Exercise materials:
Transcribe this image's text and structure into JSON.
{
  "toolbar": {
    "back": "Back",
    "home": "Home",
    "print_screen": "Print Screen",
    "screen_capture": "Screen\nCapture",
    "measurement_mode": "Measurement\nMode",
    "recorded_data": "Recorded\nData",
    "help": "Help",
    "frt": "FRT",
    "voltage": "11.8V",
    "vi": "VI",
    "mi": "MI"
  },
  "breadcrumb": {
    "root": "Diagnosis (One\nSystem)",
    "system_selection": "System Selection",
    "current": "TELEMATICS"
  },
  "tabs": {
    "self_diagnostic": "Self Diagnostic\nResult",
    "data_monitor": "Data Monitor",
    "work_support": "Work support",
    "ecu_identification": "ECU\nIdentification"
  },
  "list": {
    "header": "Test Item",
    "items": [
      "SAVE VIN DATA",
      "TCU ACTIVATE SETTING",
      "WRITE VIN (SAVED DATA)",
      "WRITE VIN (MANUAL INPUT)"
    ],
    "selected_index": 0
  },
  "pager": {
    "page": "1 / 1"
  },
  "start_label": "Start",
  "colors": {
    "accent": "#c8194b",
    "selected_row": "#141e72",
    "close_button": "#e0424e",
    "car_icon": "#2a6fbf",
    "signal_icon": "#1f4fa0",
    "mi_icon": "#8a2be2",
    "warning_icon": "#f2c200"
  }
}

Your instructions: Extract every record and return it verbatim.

Response:
Transcribe this image's text and structure into JSON.
{
  "toolbar": {
    "back": "Back",
    "home": "Home",
    "print_screen": "Print Screen",
    "screen_capture": "Screen\nCapture",
    "measurement_mode": "Measurement\nMode",
    "recorded_data": "Recorded\nData",
    "help": "Help",
    "frt": "FRT",
    "voltage": "11.8V",
    "vi": "VI",
    "mi": "MI"
  },
  "breadcrumb": {
    "root": "Diagnosis (One\nSystem)",
    "system_selection": "System Selection",
    "current": "TELEMATICS"
  },
  "tabs": {
    "self_diagnostic": "Self Diagnostic\nResult",
    "data_monitor": "Data Monitor",
    "work_support": "Work support",
    "ecu_identification": "ECU\nIdentification"
  },
  "list": {
    "header": "Test Item",
    "items": [
      "SAVE VIN DATA",
      "TCU ACTIVATE SETTING",
      "WRITE VIN (SAVED DATA)",
      "WRITE VIN (MANUAL INPUT)"
    ],
    "selected_index": 0
  },
  "pager": {
    "page": "1 / 1"
  },
  "start_label": "Start",
  "colors": {
    "accent": "#c8194b",
    "selected_row": "#141e72",
    "close_button": "#e0424e",
    "car_icon": "#2a6fbf",
    "signal_icon": "#1f4fa0",
    "mi_icon": "#8a2be2",
    "warning_icon": "#f2c200"
  }
}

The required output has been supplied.